If dreamthinkspeak's Before I Sleep in a disused department store is the most spectacular use of space at this year's Brighton Festival, then Open Door Enter's Fringe production of The Secret Garden in the basement of a Regency townhouse in elegant Hove is surely the most ingenious. Here, in just three rooms off a dank, dark corridor, a cast of four economically and elegantly conjure up the world of Frances Hodgson Burnett's classic children's novel.

Ushered from the daylight of Brunswick Square, we are plunged below stairs, into the gloomy reaches of Misselthwaite Manor, a mouldering estate presided over by the crabbed Mr Craven, still mourning the death of his wife a decade before and now reluctant guardian to his orphaned niece, Mary Lennox.

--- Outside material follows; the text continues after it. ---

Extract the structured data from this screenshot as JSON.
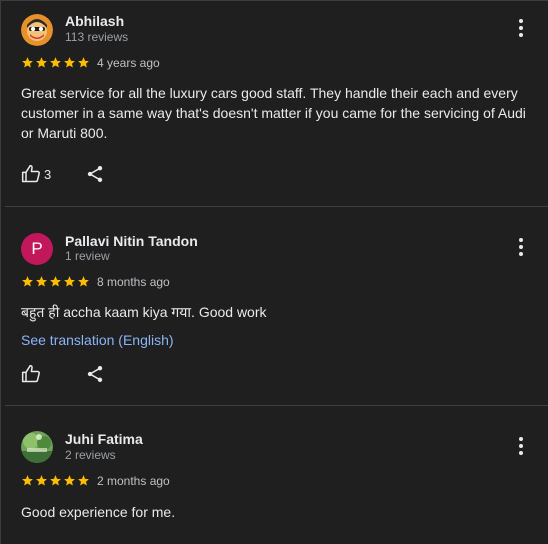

As Mary investigates her strange new home, we too become curious explorers, following her flickering candle and echoing footsteps as far-off sounds – slamming doors, rattling trolleys and muffled cries – guide the way.

The scenes are necessarily episodic but the attention to detail here – the scent of ivy and yew as Mary scrabbles at the door to the secret garden, Adi Gilo's delightful Victorian costumes – is faultless. And in Rosie Taylor Ritson's poised Mary and Oli Howes' petulant Colin, the production has two of the most accomplished child actors I've seen on stage.

Making good use of lighting, windows and black gauze to open up new spaces, the production is nevertheless a little constrained by its location; some different levels might have added interest for the promenading audience. Still, the final surprise, revealed in a rush of golden sunlight, is lovely enough to bring gasps, if not tears. A charming hour.

Touring to Edinburgh in August (